First impression on unpacking the Q702 test unit was the solid feel and clean, minimalist styling.
Make Your Hard Drive Work for You
- — 20 February, 2001 12:04
As hard drives grow to sizes that can best be described as gargantuan, you may find it useful to segment your single hard drive into two or more drive partitions with the help of partitioning software. One good reason: It's now easy to create a complete and convenient backup of your data by pairing partitioning software, which creates or resizes drive partitions, with imaging software, which puts a compressed copy of your entire drive or partition into a single giant file. V Communications has both these tools and more in one program, DriveWorks.
Another company, PowerQuest, sells separate partitioning and imaging applications -- PartitionMagic and Drive Image, respectively. DriveWorks is easier to use than the PowerQuest offerings, and it's a bit more powerful and a whole lot cheaper. DriveWorks costs $149, a similar price to either PartitionMagic or Drive Image.
DriveWorks is easier to use because it puts partitioning and imaging tools into a single, consolidated program. True, it's a single, consolidated DOS program, but that's by necessity -- the nature of hard drive utility software requires that no files be open when you're using it, and that's not possible with Windows.
After installing DriveWorks (within Windows), a shortcut will appear on your screen, which allows you to launch the application from Windows. When you click the shortcut, it exits Windows, reboots to DOS, and loads DriveWorks. This procedure even works in Windows Me -- which isn't supposed to let you use DOS -- but you cannot enter DriveWorks from Windows 2000. If you want to use DriveWorks with Windows 2000 or Linux, you can boot it directly from a floppy disk, which is included.
DriveWorks may not run in Windows, but with its attractive interface, it does a reasonable job of faking it. The program even comes with a task bar and a Start button, and it includes wizards that walk you through various tasks, such as resizing a partition or copying a drive. All in all, Windows users should find it easy to use and intuitive.
Once inside, you can divvy up your hard drive with Partition Commander. Partition Commander is well built and easy to use, letting you create, resize, move, and delete partitions, and convert them between disk formats such as FAT32 and NTFS. You can back up whole drives or individual partitions with Image Commander, a new module that doesn't exist outside DriveWorks. Following simple steps, you can instruct Image Commander to store an image of the drive or partition -- including every file on it -- into a single compressed (but still quite large) file. Restoring a partition or drive from the image is a quick and painless procedure -- simply boot up the software again and follow another couple of steps.

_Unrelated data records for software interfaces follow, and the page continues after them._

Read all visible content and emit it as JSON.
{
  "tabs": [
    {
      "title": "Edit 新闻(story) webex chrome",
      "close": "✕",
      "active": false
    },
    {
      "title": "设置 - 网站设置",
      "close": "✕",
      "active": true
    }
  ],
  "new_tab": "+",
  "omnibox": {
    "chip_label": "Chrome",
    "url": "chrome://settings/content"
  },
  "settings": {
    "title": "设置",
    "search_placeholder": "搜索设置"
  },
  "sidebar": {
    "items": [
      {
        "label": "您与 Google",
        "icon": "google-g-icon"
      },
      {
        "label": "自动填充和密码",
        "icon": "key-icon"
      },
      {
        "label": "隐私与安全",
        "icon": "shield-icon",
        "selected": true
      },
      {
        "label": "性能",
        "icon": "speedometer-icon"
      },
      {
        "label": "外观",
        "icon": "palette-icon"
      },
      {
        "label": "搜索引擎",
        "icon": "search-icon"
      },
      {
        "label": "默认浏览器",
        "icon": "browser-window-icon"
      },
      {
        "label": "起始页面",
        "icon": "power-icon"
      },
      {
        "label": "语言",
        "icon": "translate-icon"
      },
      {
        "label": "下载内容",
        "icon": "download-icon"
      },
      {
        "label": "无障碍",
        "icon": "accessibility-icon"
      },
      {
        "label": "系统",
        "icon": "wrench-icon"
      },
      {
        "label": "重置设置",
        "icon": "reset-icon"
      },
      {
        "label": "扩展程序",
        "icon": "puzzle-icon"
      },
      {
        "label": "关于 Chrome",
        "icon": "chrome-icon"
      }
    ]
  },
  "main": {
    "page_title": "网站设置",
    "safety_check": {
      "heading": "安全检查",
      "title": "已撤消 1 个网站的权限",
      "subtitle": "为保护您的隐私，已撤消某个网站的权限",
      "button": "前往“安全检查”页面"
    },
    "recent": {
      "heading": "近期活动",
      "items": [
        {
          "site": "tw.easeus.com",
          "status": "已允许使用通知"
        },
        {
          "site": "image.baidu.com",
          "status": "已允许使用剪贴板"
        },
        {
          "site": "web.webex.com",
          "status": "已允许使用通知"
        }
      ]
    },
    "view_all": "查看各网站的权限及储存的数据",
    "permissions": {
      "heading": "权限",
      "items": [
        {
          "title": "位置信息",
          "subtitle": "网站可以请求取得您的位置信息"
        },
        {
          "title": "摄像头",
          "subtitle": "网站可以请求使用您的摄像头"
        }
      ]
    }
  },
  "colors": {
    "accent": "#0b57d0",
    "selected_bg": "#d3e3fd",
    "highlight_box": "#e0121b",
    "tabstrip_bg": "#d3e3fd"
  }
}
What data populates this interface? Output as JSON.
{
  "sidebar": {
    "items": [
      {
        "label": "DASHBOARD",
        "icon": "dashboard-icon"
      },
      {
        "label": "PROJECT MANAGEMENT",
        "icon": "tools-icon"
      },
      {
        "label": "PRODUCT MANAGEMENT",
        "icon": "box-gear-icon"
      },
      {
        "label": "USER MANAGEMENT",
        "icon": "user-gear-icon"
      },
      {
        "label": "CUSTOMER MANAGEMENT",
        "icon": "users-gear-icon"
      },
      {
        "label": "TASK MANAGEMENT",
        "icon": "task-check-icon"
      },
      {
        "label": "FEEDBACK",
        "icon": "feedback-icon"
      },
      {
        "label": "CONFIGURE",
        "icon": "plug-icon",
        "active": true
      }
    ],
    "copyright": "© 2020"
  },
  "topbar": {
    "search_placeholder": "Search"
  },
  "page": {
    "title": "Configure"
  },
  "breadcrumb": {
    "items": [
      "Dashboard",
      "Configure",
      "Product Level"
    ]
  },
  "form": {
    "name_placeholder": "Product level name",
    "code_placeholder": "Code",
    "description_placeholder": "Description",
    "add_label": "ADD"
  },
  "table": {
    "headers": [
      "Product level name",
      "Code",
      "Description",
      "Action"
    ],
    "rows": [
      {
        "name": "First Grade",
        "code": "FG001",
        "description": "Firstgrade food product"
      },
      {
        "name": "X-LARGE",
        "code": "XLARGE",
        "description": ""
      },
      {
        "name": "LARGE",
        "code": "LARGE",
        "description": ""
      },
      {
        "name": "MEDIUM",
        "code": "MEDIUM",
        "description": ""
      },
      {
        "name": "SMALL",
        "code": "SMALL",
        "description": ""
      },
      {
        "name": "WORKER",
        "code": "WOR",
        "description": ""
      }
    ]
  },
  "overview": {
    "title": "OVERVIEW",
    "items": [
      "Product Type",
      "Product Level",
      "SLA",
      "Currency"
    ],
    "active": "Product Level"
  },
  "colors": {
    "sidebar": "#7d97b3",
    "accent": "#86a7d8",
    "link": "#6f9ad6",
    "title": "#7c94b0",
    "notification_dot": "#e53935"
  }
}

Though Image Commander does its job well, it lacks many of Drive Image's nicer features. For instance, its CD-Rewriteable support is limited almost to the point of non-existence. The only way to get an image onto a CD-Recordable or CD-RW disc is to create the file on your hard drive, re-enter Windows, then copy the file to a CD. (Image Commander does provide an option to create an image as multiple files no larger than a set size; if you're going to copy to CDs, set this size to 650MB.) And restoring an image from a CD isn't particularly easy, either. At one point in the process, you'll find yourself looking at a DOS prompt and wondering what to do next. Image Commander also lacks the ability to restore single files from an image, and it doesn't display how long the overall save or restore process will take.
Copying, destroying, and backing up as you go
DriveWorks also includes the tool Copy Commander, which copies your entire drive--with all its partitions, settings, and preferences intact -- to another hard drive. You probably won't use this feature very often. And unless you work with highly sensitive documents, you'll use SecurErase, which erases a drive or partition so that it cannot be restored, even less.
V Communications adds another program, AutoSave. Like Partition Commander, AutoSave is also available as a stand-alone program, costing $US29.95 to download or $US49.95 for the shrink-wrapped version. However, unlike Partition Commander or DriveWorks, it's a Windows program. AutoSave runs in the background, backing up files as you create and change them. This sort of effortless, daily backup is a logical complement to Image Commander.
Most partitioning software is great if you need to switch back and forth between different operating systems. Although DriveWorks can handle Windows 2000 and Linux partitions, it lacks a simple, quick way to safely switch between OSes. V Communications' System Commander, which comes with the stand-alone version of Partition Commander, handles this job with ease, but the company inexplicably left it out of this minisuite.
Despite the limitations, DriveWorks is powerful enough for most people, and it's hard to argue with the price.
DriveWorks should be available locally at most leading PC retailers by the end of this week.